Stored data entries
::::
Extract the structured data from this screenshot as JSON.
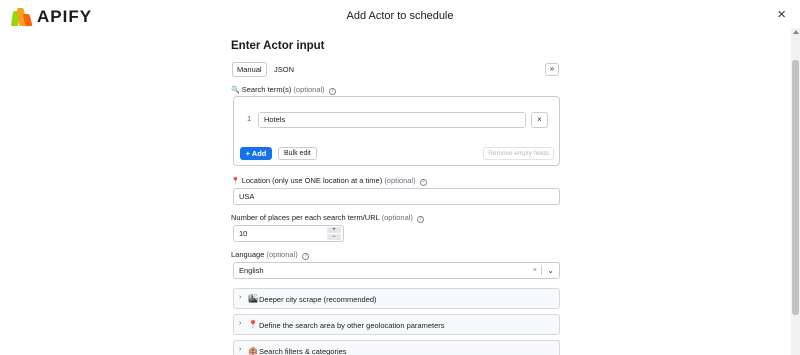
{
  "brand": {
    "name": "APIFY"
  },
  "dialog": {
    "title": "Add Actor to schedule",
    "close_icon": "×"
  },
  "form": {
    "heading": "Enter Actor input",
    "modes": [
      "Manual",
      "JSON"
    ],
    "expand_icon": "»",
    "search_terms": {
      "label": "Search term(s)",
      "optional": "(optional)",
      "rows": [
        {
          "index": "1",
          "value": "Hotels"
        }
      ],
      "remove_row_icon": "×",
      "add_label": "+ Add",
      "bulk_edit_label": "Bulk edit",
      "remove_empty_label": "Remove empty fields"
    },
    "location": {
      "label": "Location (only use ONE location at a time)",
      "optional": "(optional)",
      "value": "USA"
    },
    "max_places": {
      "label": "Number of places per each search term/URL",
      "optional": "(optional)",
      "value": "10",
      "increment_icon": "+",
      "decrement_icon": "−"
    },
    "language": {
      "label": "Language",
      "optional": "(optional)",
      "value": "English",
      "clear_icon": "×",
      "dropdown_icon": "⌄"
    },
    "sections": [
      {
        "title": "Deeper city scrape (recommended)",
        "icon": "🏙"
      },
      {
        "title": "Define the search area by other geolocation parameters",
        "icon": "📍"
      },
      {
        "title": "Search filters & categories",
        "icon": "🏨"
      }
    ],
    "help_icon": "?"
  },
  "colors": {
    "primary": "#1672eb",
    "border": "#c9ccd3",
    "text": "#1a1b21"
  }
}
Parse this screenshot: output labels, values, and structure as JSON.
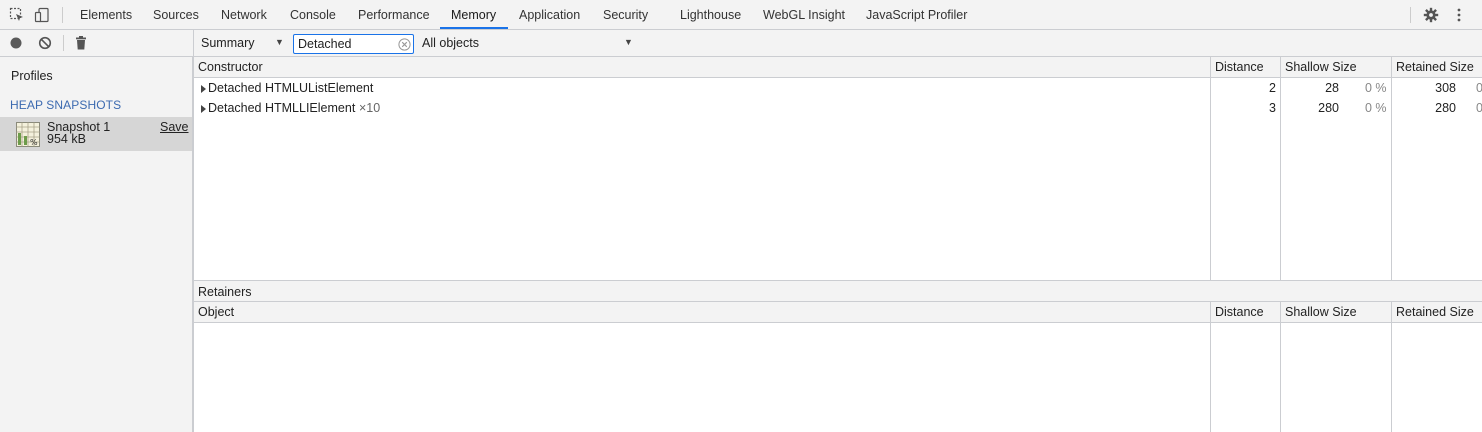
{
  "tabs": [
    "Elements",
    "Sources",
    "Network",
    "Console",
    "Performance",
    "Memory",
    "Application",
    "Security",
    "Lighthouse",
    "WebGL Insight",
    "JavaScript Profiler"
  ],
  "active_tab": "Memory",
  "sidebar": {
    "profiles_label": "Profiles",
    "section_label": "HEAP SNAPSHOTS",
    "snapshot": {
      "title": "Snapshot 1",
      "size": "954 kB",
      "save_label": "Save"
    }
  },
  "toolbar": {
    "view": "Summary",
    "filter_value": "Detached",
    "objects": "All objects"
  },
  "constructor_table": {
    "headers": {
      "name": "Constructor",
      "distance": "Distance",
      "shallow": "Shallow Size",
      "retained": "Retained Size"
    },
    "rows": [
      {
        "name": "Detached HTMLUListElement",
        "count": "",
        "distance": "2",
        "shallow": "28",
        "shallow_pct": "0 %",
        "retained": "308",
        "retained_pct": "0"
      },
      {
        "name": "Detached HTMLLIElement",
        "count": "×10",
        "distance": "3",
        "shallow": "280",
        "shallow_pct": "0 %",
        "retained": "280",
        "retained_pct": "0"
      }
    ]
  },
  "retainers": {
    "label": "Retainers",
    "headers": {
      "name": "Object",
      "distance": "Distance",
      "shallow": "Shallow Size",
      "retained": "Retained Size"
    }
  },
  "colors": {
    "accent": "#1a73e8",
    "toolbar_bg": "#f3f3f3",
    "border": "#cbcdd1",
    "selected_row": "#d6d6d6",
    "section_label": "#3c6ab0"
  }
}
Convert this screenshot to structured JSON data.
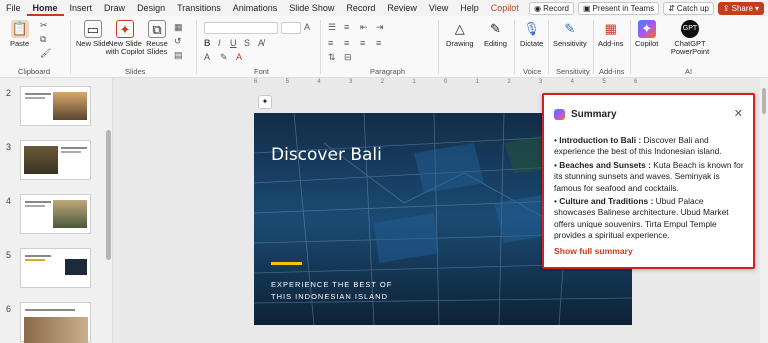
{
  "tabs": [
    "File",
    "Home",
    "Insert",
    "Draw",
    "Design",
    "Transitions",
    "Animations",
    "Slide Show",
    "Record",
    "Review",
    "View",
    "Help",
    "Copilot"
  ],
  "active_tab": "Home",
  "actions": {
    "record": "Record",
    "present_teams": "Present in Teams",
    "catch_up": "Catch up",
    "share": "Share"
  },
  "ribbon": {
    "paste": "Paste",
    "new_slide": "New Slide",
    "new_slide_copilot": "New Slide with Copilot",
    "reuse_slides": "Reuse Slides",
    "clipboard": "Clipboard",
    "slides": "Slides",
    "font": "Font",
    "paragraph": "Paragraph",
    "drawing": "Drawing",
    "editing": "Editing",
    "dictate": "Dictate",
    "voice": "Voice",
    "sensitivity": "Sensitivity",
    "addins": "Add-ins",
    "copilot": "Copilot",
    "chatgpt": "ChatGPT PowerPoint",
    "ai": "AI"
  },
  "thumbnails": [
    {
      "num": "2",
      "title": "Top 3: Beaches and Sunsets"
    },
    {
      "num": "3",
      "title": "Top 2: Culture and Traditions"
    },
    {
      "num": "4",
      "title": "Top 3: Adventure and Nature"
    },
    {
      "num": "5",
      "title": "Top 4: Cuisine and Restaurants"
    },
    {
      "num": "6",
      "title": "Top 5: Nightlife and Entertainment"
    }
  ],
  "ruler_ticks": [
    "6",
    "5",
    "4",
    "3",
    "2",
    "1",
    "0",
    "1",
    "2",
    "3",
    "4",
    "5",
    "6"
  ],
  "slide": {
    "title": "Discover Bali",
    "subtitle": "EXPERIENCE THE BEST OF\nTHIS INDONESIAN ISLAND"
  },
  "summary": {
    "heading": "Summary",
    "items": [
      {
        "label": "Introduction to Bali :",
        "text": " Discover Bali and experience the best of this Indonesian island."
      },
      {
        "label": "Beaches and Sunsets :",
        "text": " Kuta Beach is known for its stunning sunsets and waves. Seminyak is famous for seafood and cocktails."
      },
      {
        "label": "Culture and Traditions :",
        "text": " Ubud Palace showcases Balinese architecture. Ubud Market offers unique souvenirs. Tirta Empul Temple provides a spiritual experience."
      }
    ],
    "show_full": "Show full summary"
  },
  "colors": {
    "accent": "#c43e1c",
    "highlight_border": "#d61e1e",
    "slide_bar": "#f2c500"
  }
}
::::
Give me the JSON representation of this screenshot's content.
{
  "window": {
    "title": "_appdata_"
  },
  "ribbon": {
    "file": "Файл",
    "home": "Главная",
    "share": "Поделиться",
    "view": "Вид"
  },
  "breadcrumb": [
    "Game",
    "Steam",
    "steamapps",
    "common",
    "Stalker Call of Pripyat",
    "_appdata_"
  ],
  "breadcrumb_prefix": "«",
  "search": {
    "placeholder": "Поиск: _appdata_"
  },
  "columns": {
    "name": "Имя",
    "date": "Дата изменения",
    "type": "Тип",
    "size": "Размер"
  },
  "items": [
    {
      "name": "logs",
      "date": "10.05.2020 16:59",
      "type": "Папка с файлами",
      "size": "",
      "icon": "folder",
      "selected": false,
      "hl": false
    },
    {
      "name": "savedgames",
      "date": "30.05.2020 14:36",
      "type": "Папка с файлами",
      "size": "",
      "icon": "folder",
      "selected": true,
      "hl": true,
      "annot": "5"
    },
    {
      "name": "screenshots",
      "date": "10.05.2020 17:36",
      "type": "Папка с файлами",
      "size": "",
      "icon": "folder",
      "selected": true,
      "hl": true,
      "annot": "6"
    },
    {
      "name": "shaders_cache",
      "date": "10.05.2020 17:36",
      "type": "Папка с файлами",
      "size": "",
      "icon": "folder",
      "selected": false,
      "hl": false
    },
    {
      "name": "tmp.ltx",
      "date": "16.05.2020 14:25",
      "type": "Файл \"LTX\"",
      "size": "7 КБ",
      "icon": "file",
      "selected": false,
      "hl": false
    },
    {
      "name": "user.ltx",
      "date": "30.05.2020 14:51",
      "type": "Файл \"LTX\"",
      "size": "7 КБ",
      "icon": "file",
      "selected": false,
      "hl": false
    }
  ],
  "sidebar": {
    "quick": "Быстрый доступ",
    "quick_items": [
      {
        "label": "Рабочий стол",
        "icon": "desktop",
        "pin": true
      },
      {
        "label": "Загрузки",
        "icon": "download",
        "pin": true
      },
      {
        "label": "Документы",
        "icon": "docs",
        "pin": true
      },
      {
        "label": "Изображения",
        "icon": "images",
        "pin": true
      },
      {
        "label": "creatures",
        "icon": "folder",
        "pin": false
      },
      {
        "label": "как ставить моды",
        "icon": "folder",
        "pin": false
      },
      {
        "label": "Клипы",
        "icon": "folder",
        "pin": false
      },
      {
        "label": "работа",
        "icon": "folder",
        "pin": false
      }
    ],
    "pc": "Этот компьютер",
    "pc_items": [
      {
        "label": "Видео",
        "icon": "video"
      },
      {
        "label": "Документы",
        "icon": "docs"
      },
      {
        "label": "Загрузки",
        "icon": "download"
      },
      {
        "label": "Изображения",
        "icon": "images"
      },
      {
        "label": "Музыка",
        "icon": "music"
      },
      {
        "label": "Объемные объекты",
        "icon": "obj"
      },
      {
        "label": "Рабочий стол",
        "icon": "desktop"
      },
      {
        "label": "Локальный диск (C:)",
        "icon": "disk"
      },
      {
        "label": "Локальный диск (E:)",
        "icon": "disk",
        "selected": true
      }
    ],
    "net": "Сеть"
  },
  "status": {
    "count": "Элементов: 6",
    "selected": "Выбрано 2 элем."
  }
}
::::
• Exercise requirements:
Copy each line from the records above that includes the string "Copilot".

• Response for this exercise:
    "Copilot"
    "new_slide_copilot": "New Slide with Copilot",
    "copilot": "Copilot",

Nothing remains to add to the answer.